::: Data to examine
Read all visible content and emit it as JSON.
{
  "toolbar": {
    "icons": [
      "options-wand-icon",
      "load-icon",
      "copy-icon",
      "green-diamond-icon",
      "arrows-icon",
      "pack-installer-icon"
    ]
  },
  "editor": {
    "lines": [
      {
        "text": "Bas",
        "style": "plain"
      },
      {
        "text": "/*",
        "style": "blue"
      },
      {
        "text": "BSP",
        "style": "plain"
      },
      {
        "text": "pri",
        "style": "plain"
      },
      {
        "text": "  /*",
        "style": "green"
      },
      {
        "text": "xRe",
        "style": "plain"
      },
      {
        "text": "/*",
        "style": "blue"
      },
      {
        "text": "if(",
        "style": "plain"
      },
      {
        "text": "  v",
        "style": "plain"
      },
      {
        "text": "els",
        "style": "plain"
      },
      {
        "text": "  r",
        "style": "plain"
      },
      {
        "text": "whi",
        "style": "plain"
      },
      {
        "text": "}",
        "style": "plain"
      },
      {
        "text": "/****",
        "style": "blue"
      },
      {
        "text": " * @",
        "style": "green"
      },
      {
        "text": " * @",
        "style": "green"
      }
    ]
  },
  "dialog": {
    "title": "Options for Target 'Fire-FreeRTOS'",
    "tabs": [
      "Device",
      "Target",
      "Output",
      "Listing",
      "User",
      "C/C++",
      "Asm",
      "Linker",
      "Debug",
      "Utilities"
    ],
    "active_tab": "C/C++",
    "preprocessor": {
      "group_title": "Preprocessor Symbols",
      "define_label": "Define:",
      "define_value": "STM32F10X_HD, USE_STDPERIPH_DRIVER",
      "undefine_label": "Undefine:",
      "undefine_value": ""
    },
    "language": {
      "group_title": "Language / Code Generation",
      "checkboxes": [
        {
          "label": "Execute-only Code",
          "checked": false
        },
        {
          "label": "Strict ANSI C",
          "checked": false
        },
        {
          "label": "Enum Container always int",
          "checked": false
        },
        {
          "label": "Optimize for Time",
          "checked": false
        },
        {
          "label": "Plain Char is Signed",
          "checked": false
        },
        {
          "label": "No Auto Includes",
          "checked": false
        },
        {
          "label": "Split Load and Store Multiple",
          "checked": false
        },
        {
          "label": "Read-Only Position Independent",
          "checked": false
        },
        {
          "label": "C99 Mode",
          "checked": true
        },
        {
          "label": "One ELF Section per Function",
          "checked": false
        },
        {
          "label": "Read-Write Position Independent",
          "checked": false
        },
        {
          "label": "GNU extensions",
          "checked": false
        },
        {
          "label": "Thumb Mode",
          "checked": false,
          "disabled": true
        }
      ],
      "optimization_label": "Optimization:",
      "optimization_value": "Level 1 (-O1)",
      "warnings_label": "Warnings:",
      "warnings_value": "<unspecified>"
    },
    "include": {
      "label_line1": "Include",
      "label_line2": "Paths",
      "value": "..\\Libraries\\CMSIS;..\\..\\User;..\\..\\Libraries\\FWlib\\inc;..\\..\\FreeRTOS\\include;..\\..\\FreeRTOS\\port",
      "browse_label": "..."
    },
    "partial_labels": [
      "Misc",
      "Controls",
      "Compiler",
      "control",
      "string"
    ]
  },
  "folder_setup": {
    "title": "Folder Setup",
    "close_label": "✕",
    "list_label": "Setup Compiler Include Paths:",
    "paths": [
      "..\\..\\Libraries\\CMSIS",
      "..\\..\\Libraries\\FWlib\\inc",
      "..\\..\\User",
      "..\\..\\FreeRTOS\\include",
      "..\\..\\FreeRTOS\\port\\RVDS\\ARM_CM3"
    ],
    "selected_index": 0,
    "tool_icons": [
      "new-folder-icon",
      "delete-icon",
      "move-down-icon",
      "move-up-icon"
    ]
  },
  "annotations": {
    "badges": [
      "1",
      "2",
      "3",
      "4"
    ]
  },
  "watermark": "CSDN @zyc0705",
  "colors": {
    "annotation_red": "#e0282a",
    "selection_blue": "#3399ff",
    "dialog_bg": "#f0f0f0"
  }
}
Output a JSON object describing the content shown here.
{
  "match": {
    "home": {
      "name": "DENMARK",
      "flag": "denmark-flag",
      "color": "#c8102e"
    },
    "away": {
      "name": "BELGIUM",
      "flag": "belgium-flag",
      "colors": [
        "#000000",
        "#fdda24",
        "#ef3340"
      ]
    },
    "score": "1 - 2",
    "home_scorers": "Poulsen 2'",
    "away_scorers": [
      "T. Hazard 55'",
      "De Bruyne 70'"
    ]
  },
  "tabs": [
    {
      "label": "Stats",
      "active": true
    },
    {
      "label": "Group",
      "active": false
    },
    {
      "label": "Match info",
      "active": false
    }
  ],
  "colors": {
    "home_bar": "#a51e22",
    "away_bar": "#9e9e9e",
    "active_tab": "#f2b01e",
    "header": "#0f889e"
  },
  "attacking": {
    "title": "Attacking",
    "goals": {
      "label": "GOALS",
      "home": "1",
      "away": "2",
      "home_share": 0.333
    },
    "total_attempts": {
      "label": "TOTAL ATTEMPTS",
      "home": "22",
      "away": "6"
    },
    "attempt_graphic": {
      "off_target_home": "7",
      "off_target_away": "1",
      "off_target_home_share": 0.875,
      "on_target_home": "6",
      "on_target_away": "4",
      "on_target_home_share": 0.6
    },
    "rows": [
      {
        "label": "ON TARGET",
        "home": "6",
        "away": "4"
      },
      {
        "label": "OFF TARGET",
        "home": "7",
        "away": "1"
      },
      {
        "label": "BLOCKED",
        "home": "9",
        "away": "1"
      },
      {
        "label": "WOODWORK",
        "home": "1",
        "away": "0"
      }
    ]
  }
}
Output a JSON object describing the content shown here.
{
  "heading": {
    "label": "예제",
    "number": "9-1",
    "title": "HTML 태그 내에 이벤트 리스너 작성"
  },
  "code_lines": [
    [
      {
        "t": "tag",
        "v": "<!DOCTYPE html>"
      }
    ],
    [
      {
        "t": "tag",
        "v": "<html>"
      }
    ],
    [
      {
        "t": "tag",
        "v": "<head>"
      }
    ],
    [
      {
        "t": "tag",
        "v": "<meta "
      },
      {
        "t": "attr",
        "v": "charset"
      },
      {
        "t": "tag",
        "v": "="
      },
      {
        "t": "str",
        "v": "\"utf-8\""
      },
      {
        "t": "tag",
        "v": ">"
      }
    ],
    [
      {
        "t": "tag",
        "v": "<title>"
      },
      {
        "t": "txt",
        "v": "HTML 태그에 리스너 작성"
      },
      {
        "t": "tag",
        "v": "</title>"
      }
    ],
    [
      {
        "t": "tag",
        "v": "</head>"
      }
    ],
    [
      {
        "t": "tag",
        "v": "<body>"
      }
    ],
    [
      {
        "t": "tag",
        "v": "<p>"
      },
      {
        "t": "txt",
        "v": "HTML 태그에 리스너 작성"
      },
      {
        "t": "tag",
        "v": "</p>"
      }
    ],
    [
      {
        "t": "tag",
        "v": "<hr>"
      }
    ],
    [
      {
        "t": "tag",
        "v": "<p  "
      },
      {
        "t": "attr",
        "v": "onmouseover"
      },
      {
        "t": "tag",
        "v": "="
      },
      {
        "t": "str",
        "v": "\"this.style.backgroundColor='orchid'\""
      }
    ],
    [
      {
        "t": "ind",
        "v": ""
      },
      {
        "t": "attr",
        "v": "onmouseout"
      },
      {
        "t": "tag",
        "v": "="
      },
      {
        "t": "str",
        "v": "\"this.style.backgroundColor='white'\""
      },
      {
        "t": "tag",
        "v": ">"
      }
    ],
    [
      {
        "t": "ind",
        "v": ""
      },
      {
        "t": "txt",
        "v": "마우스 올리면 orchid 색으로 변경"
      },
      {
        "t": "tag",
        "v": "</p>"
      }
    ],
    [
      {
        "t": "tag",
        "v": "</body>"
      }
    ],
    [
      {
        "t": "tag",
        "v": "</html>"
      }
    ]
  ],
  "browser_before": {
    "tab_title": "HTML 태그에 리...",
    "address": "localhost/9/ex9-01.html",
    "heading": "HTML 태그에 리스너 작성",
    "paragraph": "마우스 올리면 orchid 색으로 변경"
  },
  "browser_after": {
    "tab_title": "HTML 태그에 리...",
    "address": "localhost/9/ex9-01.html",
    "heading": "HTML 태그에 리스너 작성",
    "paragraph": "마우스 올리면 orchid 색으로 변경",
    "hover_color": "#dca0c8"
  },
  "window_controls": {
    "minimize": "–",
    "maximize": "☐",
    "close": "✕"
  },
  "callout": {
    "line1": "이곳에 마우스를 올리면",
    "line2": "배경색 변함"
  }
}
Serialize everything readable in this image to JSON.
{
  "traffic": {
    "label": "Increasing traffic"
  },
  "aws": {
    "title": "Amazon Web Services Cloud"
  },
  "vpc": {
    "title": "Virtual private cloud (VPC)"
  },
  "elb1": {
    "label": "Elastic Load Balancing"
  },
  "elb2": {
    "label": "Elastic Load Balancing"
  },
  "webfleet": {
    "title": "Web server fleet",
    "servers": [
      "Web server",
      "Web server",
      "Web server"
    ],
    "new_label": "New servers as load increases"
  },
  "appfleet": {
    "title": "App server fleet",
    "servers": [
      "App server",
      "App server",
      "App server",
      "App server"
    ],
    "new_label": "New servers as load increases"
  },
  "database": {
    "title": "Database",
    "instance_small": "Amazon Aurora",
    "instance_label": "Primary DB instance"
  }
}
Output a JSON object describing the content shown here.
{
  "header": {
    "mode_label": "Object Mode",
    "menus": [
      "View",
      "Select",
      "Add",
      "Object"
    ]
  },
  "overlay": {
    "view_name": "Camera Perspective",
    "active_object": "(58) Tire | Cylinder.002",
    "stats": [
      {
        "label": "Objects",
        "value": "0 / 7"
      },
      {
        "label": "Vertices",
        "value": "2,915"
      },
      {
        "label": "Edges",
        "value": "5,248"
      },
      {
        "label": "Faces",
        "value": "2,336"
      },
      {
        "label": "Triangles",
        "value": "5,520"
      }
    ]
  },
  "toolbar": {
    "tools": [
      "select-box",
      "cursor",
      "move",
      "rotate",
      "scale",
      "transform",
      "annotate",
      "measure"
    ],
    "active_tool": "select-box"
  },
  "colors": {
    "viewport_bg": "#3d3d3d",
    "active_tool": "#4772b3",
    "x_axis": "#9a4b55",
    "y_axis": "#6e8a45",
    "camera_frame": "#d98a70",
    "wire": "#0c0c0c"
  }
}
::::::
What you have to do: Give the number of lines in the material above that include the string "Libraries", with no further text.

Response below: 3